Task description »
Whenever a line contains the string "callout", copy it out of the entries.

──────── Records shown

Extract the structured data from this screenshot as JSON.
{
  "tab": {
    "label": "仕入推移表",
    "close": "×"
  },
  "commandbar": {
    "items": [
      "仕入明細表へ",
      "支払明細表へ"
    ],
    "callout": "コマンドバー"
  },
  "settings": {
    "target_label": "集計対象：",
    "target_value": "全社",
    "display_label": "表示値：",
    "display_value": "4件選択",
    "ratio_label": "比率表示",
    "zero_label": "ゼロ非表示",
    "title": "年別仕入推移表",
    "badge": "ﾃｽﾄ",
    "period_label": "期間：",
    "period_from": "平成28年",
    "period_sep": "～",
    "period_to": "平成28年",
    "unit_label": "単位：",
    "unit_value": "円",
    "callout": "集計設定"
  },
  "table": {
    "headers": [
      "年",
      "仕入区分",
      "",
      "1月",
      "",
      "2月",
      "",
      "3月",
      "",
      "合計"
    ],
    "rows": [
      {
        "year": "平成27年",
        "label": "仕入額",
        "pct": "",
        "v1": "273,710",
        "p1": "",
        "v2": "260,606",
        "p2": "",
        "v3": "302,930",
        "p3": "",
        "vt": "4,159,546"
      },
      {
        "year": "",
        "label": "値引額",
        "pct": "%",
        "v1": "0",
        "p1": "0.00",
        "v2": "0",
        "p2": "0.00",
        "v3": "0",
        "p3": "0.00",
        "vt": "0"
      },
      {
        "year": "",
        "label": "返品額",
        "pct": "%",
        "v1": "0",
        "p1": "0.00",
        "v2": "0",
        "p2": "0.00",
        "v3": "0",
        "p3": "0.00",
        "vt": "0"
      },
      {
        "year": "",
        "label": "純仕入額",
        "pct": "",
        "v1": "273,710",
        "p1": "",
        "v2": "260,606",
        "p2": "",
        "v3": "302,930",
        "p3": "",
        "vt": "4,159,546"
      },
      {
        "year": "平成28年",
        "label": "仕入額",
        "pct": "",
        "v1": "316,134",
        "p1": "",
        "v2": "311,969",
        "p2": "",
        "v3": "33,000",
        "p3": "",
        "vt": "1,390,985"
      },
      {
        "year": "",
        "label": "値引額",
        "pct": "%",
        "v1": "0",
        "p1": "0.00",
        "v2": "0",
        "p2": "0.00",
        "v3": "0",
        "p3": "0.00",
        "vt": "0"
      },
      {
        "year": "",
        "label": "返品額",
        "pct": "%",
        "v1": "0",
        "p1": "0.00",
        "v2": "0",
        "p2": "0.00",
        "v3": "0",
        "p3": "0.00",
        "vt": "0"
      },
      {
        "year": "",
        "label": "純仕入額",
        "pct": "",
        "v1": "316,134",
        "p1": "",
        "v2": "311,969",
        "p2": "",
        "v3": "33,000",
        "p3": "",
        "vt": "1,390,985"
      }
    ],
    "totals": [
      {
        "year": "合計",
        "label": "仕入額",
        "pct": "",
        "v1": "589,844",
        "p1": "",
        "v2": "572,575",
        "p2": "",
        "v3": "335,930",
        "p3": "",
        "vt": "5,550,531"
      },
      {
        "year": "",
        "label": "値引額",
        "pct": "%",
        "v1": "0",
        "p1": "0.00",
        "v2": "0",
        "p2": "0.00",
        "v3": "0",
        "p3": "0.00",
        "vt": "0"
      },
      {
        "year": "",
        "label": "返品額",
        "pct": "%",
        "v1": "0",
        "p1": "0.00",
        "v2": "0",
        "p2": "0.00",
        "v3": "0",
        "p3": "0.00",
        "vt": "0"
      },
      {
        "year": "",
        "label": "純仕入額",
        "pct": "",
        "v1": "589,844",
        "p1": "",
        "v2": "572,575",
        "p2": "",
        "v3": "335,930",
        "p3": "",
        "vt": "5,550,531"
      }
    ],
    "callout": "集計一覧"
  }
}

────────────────

Answer below »
    "callout": "コマンドバー"
    "callout": "集計設定"
    "callout": "集計一覧"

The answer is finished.